[GIVEN RECORDS — start]

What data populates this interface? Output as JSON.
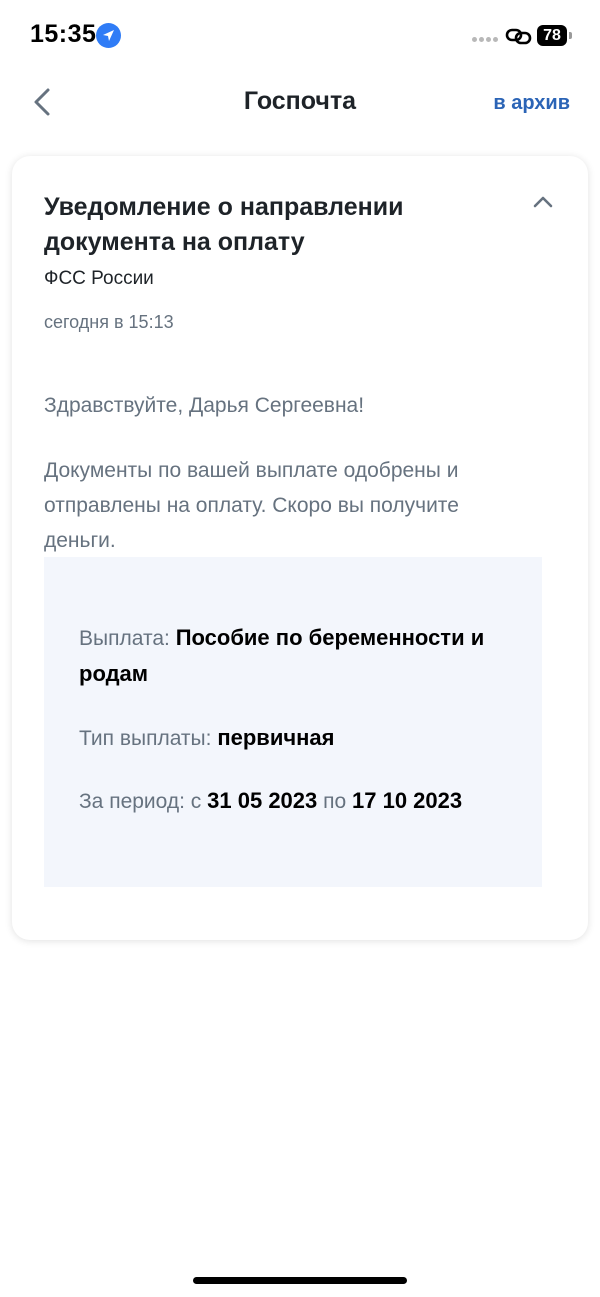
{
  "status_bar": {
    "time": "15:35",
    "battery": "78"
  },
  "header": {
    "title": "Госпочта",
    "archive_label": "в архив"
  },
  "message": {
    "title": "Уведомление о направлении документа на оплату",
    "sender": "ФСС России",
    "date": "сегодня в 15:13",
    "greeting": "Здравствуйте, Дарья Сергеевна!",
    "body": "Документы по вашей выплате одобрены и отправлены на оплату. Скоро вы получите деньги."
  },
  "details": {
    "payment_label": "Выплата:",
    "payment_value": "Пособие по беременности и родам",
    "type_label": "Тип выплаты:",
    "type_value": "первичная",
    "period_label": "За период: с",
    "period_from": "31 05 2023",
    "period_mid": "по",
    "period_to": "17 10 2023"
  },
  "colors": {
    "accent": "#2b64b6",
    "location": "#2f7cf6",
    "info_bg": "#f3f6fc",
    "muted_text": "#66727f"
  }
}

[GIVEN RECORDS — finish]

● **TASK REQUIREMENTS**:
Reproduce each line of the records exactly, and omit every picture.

● **EXERCISE SOLUTION**:
What data populates this interface? Output as JSON.
{
  "status_bar": {
    "time": "15:35",
    "battery": "78"
  },
  "header": {
    "title": "Госпочта",
    "archive_label": "в архив"
  },
  "message": {
    "title": "Уведомление о направлении документа на оплату",
    "sender": "ФСС России",
    "date": "сегодня в 15:13",
    "greeting": "Здравствуйте, Дарья Сергеевна!",
    "body": "Документы по вашей выплате одобрены и отправлены на оплату. Скоро вы получите деньги."
  },
  "details": {
    "payment_label": "Выплата:",
    "payment_value": "Пособие по беременности и родам",
    "type_label": "Тип выплаты:",
    "type_value": "первичная",
    "period_label": "За период: с",
    "period_from": "31 05 2023",
    "period_mid": "по",
    "period_to": "17 10 2023"
  },
  "colors": {
    "accent": "#2b64b6",
    "location": "#2f7cf6",
    "info_bg": "#f3f6fc",
    "muted_text": "#66727f"
  }
}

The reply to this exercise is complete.